Football statistics are not really everyone's cup of tea but, for those who enjoy this sort of stuff, there are some revealing Sunderland-related stuff worth noting in the end-of-season figures.
By the numbers, which were published by NBC Sports, Sunderland were the most fouled team in the whole Premier League last season. Yes, that surprised me too.
I'd have probably expected Liverpool, Manchester City or Arsenal really considering their comfort on the ball and greater attacking freedom. I certainly haven't been watching Sunderland all season and noticing the amount of fouls that were being drawn.
The most fun about statistics though are not the numbers themselves, but the analysis that they provoke. The question of who was the most fouled team is nowhere near as absorbing as why were they the most fouled team.
1 - Sunderland: 454
2 - Chelsea: 450
3- Manchester United: 448
Everyone will have their own opinion on it, but for me I think it boils down to a question of pace. Well, more specifically, a lack of it.
Sunderland have some pretty skilful players on the ball. Adam Johnson, for example, with his dropped shoulder and quick feet is a nice player to watch. You fancy him to beat a man. Emanuele Giaccherini is the same really. Then you have the likes of Steven Fletcher, Marcos Alonso, Jack Colback and Fabio Borini (the most fouled Sunderland player) who have a very composed and controlled first touch when receiving the ball that can wrong foot an opposition player.
What none of these players have, however, is the pace to run away from a defender once they have been momentarily denied their balance.

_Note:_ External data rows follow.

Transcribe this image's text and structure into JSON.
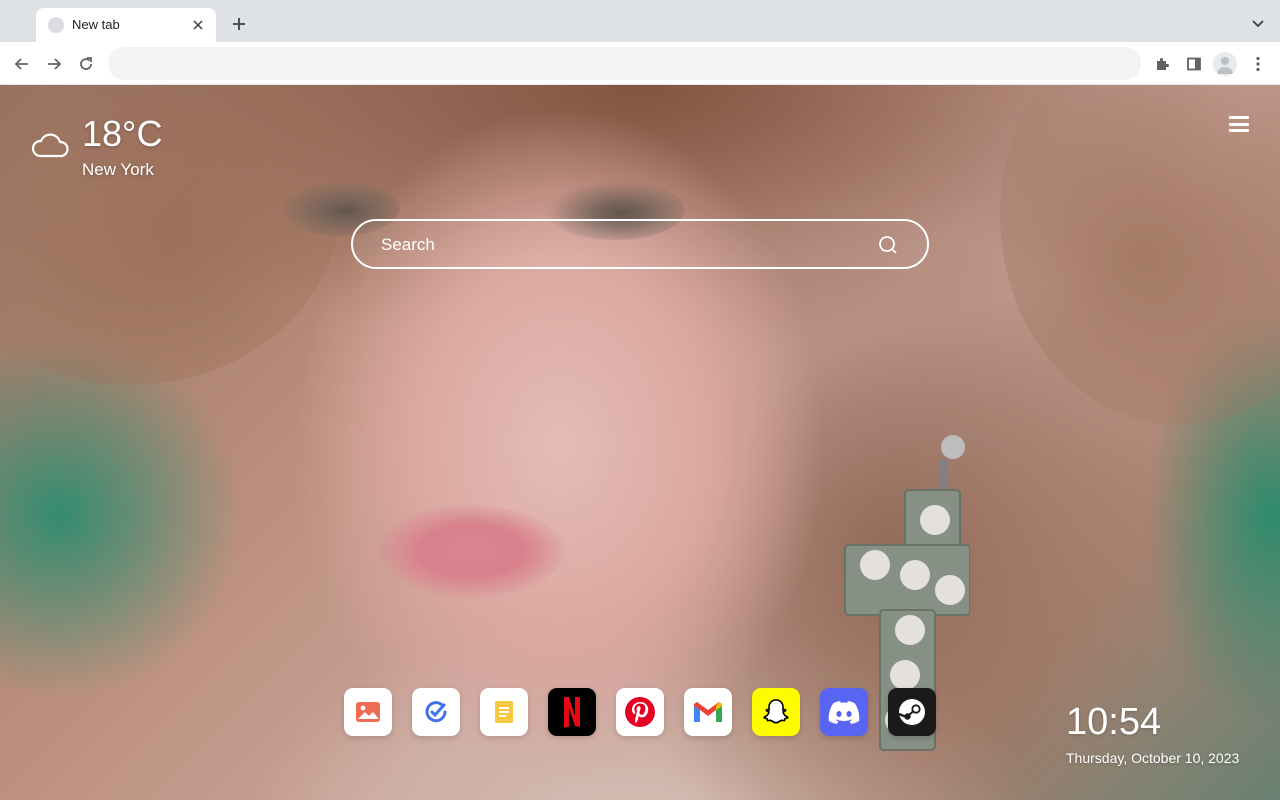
{
  "browser": {
    "tab": {
      "title": "New tab"
    },
    "omnibox": {
      "value": "",
      "placeholder": ""
    }
  },
  "weather": {
    "temperature": "18°C",
    "city": "New York",
    "icon": "cloud-icon"
  },
  "search": {
    "placeholder": "Search"
  },
  "shortcuts": [
    {
      "name": "Photos",
      "icon": "photo-icon",
      "color": "#ffffff"
    },
    {
      "name": "Tasks",
      "icon": "check-icon",
      "color": "#ffffff"
    },
    {
      "name": "Notes",
      "icon": "notes-icon",
      "color": "#ffffff"
    },
    {
      "name": "Netflix",
      "icon": "netflix-icon",
      "color": "#000000"
    },
    {
      "name": "Pinterest",
      "icon": "pinterest-icon",
      "color": "#ffffff"
    },
    {
      "name": "Gmail",
      "icon": "gmail-icon",
      "color": "#ffffff"
    },
    {
      "name": "Snapchat",
      "icon": "snapchat-icon",
      "color": "#fffc00"
    },
    {
      "name": "Discord",
      "icon": "discord-icon",
      "color": "#5865f2"
    },
    {
      "name": "Steam",
      "icon": "steam-icon",
      "color": "#1b1b1b"
    }
  ],
  "clock": {
    "time": "10:54",
    "date": "Thursday, October 10, 2023"
  }
}
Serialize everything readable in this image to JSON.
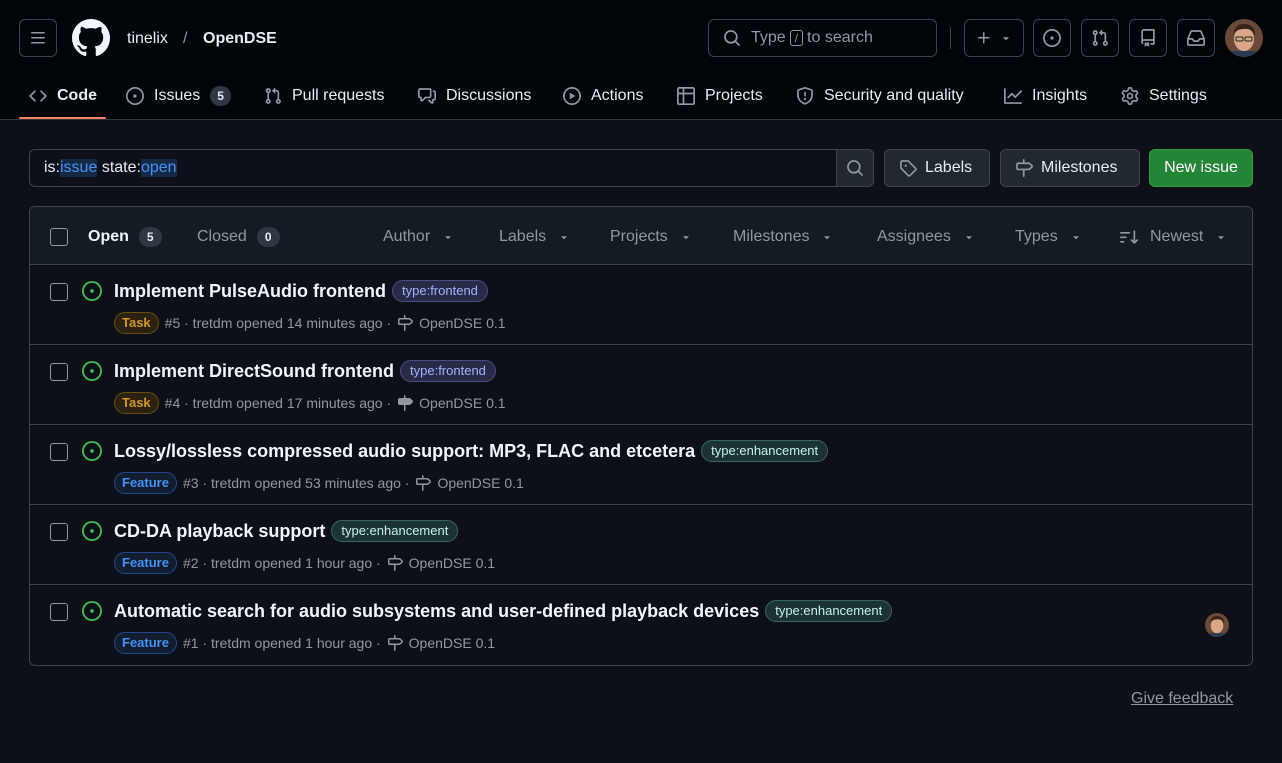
{
  "header": {
    "owner": "tinelix",
    "separator": "/",
    "repo": "OpenDSE",
    "search": {
      "prefix": "Type",
      "key": "/",
      "suffix": "to search"
    }
  },
  "nav": {
    "tabs": [
      {
        "label": "Code",
        "icon": "code-icon"
      },
      {
        "label": "Issues",
        "icon": "issue-opened-icon",
        "count": "5"
      },
      {
        "label": "Pull requests",
        "icon": "git-pull-request-icon"
      },
      {
        "label": "Discussions",
        "icon": "comment-discussion-icon"
      },
      {
        "label": "Actions",
        "icon": "play-icon"
      },
      {
        "label": "Projects",
        "icon": "table-icon"
      },
      {
        "label": "Security and quality",
        "icon": "shield-icon"
      },
      {
        "label": "Insights",
        "icon": "graph-icon"
      },
      {
        "label": "Settings",
        "icon": "gear-icon"
      }
    ]
  },
  "filter": {
    "is_key": "is:",
    "is_val": "issue",
    "state_key": "state:",
    "state_val": "open",
    "labels_btn": "Labels",
    "milestones_btn": "Milestones",
    "new_issue_btn": "New issue"
  },
  "list": {
    "open_label": "Open",
    "open_count": "5",
    "closed_label": "Closed",
    "closed_count": "0",
    "filters": [
      "Author",
      "Labels",
      "Projects",
      "Milestones",
      "Assignees",
      "Types",
      "Newest"
    ],
    "issues": [
      {
        "title": "Implement PulseAudio frontend",
        "label": "type:frontend",
        "label_kind": "frontend",
        "type": "Task",
        "meta": "#5 · tretdm opened 14 minutes ago ·",
        "milestone": "OpenDSE 0.1",
        "assignee": false
      },
      {
        "title": "Implement DirectSound frontend",
        "label": "type:frontend",
        "label_kind": "frontend",
        "type": "Task",
        "meta": "#4 · tretdm opened 17 minutes ago ·",
        "milestone": "OpenDSE 0.1",
        "assignee": false
      },
      {
        "title": "Lossy/lossless compressed audio support: MP3, FLAC and etcetera",
        "label": "type:enhancement",
        "label_kind": "enh",
        "type": "Feature",
        "meta": "#3 · tretdm opened 53 minutes ago ·",
        "milestone": "OpenDSE 0.1",
        "assignee": false
      },
      {
        "title": "CD-DA playback support",
        "label": "type:enhancement",
        "label_kind": "enh",
        "type": "Feature",
        "meta": "#2 · tretdm opened 1 hour ago ·",
        "milestone": "OpenDSE 0.1",
        "assignee": false
      },
      {
        "title": "Automatic search for audio subsystems and user-defined playback devices",
        "label": "type:enhancement",
        "label_kind": "enh",
        "type": "Feature",
        "meta": "#1 · tretdm opened 1 hour ago ·",
        "milestone": "OpenDSE 0.1",
        "assignee": true
      }
    ]
  },
  "footer": {
    "feedback": "Give feedback"
  },
  "colors": {
    "accent_underline": "#f78166",
    "open_green": "#3fb950",
    "new_btn": "#238636"
  }
}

They are given the chance to have another nibble at the ball, usually from behind, and they tend to be fouls in the modern game.
The other most notable statistic from a Sunderland point of view is that one Cardiff City's David Marshall made more saves than Vito Mannone last term.
1 - David Marshall (Cardiff City): 149
2 - Vito Mannone (Sunderland): 130
3: John Ruddy (Norwich City): 124
The fact that Mannone is sandwiched between two goalkeepers from relegated club and he only actually played 29 games just highlights how important his contribution was to the Sunderland cause.